How A Machinery Company Dodged $2.4 Billion In Taxes, Without Breaking The Law


Heavy machinery manufacturer Caterpillar has ducked $2.4 billion in U.S. taxes since the year 2000 by using offshore tax strategies common among tech companies like Apple and Microsoft, according to a report from the Senate Permanent Subcommittee on Investigations.

Beginning in 1999, the investigators say, Caterpillar stockpiled almost all of the profits from its replacement parts business in a shell company called CSARL based in Switzerland. For the next 13 years, CSARL paid tax rates below 6 percent in Switzerland under an agreement Caterpillar struck with the Swiss government. About $8 billion in profit passed through CSARL in that time, and it sent just 15 percent of its profits back to Caterpillar’s American corporate structures to be taxed by the Internal Revenue Service (IRS).

The whole thing is legal because CSARL’s payments are technically counted as royalties to Caterpillar for the right to conduct replacement parts business on Caterpillar’s product line and patents. “We comply with the tax laws enacted by Congress, by the states, and by all of the many jurisdictions in which we conduct business,” a Caterpillar financial services executive said in a statement.

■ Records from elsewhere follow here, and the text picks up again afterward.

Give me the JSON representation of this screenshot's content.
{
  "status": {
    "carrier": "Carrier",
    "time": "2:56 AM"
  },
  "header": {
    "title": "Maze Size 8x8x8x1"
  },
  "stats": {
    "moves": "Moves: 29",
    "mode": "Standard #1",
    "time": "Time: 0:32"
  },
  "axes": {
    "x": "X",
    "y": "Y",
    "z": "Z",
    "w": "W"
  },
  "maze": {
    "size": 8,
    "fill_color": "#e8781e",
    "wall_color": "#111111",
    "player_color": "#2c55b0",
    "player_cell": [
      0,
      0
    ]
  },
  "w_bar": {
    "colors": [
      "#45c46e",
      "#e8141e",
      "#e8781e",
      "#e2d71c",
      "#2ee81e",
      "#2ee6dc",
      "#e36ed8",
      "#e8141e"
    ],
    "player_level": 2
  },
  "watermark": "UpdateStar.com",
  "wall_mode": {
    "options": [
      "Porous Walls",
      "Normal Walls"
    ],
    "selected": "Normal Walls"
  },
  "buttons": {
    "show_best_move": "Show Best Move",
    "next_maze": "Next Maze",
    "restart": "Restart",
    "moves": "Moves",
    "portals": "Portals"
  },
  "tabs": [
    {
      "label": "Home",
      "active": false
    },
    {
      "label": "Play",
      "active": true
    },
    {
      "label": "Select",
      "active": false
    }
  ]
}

Caterpillar paid PricewaterhouseCoopers $55 million to design the scheme in the late 1990s. A spokeswoman for the firm told the Washington Post that “we stand by the work we did for them.” Caterpillar’s investment has paid back nearly 44-fold, saving the company more than $2.4 billion since it was implemented.

While the arrangement obeys the letter of international tax law, longtime investigative committee head Sen. Carl Levin (D-MI) said it violates the spirit of that system. “When Caterpillar and its tax advisers launched this tax avoidance scheme, almost nothing changed in the real world,” Levin said in a press release. “The manufacturing workers who make world-class parts, the managers who operate its parts operations, the warehouses where they are stored – none of that changed. But in the fantasy land that is international tax law, tax lawyers waved a magic wand to make millions of dollars in U.S. taxes disappear.”

Levin’s committee has uncovered similar schemes to stash profits outside of the IRS’ reach by Apple, Hewlett Packard, and Microsoft. The Apple investigation forced CEO Tim Cook to come testify before the investigative committee and created a hubbub of stories about politicians in various countries seeking to fix tax laws to prevent companies from avoiding their tax obligations to the countries that made their success possible. But that brief furor of reform has not produced meaningful change. In Ireland, which is central to Apple’s version of the scheme that Caterpillar employs in Switzerland, lawmakers made a minor cosmetic shift in tax laws that experts say will do nothing significant to alter the country’s tax haven status. Other european officials have discusses similarly ineffectual changes, and American lawmakers have batted similar marginal reform ideas around without making progress on legislation.

Amid all that bluster and inaction, companies have continued racking up massive piles of untaxed cash. Total profits held offshore by America’s largest companies now stand at two trillion dollars.